At his sentencing, Correa signed a document admitting that he had caused $1.7 million worth of losses to the Astros. However, whatever damage Correa did failed to prevent the Astros from being one of MLB’s best teams from (at least) 2016 to 2022. The Astros won the World Series in 2017 and returned to the Series, but lost, in 2019 and 2021.

When Correa was interviewed in prison, he could not remember where he had been (at home? in his Cardinals’ office?) when he had first hacked into the Astros’ internal database. And when interviewed in prison by sportswriter Ben Reiter, Correa later tried to reconstruct his crime, asking: “Why am I here?”

Discussion Questions

  1. Reiter writes: “While [Correa] knew what he was doing wasn’t right, he never thought that it could be a crime. ‘It was all in the context of a game, to me,’ he says. ‘When a pitcher throws at a batter’s chest, nobody runs to the local authorities and tries to file an assault charge. I’m not making excuses. I’m trying to explain where my head was at, as I now understand it. If another team does something wrong, you retaliate. That’s the lens through which I mistakenly viewed it, and I used that to give myself permission. It was wrong.’” It appears that Correa did not have ethics in his frame of reference when he launched his hacking scheme. Does it appear to you that he had a framing problem? Explain.
  2. Is the fact that Correa was involved in a competition at the highest levels of baseball provide sufficient justification for his violating moral standards and/or the law?
    1. If you suspect that someone has broken into your house and stolen something, are you morally and/or legally justified in breaking into their house to see if you can locate your stuff there? The judge who sentenced Correa didn’t think so. Do you? Why or why not?
  1. Reiter also writes: “There is another theory to explain Correa’s actions. It is that even if his intrusions came from a feeling that the Cardinals had themselves been violated, he used that to justify behavior that turned into something like a compulsion, rooted in both voyeurism and the fact that the information acquired by illicitly peering into a chief rival’s brain—and seeing the basis for every decision it made—provided an undeniable advantage to both the Cardinals and his own career.” If you have viewed the video on the self-serving bias, would you think that it might sometimes provide subconscious motivation for people to downplay ethics—to drop it out of their frame of reference– when they make decisions? Explain why or why not.
  2. Later, Correa had a realization: “What was really surreal to me was when I stood back and recognized how essentially disrespectful my behavior was of the people whose privacy I violated.” If you are blind to the impact that your actions have on others, do you automatically have a framing problem? Explain.
  3. At the end of the day, Correa seems to be another good person who did a bad thing and has paid a serious price.  At sentencing, he said that this was “the worst thing I’ve done in my life by far, and I am overwhelmed with remorse and regret.” Famed player and coach Leo Durocher once said: “Winning isn’t everything.  It’s the only thing.”  Did Durocher also have a framing problem? Was he right, or should winning with honor be the only thing? What is your view? Explain.
Framing: Sports Edition

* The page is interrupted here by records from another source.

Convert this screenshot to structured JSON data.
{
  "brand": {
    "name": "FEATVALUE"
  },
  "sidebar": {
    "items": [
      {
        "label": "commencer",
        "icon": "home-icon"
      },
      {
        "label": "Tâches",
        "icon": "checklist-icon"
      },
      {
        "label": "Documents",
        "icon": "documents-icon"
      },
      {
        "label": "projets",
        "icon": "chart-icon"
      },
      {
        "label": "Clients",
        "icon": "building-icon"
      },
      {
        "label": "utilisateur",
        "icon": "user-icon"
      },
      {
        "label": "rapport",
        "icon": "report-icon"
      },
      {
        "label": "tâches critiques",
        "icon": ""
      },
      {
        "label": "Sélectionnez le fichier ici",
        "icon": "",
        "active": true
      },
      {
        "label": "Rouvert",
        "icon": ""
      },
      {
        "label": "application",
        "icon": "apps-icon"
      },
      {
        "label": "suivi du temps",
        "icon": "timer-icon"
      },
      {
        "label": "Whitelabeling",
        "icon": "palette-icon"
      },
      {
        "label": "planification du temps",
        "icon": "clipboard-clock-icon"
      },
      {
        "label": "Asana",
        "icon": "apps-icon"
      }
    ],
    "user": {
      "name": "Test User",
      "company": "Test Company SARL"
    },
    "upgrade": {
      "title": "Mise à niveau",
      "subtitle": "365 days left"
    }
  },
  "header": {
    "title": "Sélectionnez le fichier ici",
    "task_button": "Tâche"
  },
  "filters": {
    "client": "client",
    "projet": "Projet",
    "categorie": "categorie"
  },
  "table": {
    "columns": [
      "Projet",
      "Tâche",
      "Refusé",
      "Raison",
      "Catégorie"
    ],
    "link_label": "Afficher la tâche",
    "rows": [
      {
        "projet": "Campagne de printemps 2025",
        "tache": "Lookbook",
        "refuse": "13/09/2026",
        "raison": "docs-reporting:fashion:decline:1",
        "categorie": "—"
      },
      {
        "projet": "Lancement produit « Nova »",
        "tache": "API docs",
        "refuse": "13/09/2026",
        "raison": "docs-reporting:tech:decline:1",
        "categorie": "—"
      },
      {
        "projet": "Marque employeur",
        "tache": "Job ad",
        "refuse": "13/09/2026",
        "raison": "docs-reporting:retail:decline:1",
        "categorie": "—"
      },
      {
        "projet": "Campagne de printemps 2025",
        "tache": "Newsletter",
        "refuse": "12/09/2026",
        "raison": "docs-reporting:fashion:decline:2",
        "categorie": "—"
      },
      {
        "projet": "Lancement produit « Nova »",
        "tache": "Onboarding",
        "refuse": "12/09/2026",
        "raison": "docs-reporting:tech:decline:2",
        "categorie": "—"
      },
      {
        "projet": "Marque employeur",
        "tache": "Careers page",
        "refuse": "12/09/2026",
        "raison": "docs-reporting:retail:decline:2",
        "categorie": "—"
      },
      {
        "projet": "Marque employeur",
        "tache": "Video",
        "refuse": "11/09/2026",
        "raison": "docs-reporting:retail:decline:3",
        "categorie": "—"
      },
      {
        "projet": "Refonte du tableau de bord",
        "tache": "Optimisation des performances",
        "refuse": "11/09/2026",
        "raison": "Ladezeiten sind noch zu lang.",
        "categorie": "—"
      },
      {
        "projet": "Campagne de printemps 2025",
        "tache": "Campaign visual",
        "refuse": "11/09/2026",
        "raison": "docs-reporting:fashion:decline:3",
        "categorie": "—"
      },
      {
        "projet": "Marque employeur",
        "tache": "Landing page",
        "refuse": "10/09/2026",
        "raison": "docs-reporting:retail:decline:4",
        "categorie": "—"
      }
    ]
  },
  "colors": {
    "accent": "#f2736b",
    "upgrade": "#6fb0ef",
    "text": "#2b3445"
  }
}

Framing: Sports Edition

Our frame of reference can impact our understanding of the facts and influence our moral decisions. In sports, maintaining ethics in our frame of reference can be challenging, especially when winning is the goal.



Associated Press, “Christopher Correa, Former Cardinals Executive, Sentenced to Four Years for Hacking Astros’ Database,” New York Times, July 18, 2016.

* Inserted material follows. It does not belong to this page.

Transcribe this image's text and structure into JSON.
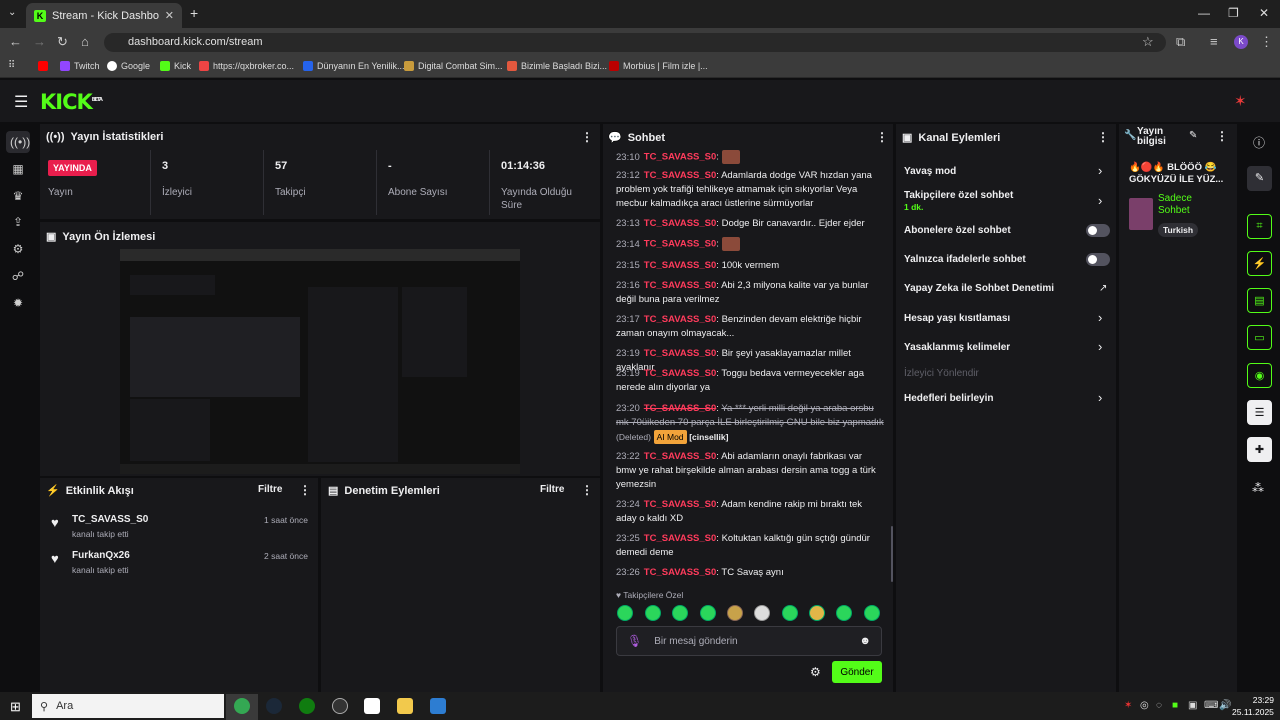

Robert Patrick, “Cardinals Hacker Tells judge ‘Scrawny’ Player’s Name was Key to Unlocking Astros’ Data,” St. Louis Post Dispatch, Jan. 24, 2016.

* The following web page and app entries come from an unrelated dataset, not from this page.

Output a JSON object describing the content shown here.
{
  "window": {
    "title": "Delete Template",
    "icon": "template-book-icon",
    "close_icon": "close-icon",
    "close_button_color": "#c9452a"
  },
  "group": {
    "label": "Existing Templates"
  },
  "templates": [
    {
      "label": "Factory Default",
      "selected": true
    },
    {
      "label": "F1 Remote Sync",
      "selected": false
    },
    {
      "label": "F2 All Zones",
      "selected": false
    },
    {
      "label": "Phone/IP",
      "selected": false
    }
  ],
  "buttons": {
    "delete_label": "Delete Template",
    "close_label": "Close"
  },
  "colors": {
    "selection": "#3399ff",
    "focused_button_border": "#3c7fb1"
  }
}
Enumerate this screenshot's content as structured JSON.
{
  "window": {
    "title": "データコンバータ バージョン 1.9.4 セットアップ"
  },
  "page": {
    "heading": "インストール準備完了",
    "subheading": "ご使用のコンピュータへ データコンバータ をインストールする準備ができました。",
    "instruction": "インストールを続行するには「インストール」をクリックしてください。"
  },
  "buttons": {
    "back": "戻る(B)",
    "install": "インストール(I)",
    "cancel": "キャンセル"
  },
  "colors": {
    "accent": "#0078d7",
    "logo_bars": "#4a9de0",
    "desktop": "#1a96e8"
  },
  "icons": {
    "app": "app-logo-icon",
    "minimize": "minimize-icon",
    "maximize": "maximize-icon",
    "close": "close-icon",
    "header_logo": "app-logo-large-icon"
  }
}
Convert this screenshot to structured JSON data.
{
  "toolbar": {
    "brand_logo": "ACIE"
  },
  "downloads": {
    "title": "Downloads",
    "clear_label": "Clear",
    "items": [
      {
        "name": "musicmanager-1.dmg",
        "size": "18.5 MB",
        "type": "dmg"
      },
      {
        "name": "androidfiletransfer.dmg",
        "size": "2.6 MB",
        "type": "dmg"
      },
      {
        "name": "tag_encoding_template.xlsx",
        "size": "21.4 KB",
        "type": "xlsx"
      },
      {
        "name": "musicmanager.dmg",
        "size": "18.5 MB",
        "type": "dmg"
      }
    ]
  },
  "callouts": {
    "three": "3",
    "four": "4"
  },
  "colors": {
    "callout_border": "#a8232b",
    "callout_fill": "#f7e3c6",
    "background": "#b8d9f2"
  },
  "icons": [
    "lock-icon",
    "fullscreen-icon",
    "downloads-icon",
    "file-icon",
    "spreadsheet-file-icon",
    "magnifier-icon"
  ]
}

Ben Reiter, “What Happened to the Houston Astros’ Hacker?,” Sports Illustrated, Oct. 4, 2018.

U.S. v. Christopher Correa, Criminal No. H15-679 (S.D.Tex. Dec. 22, 2015) (indictment), available at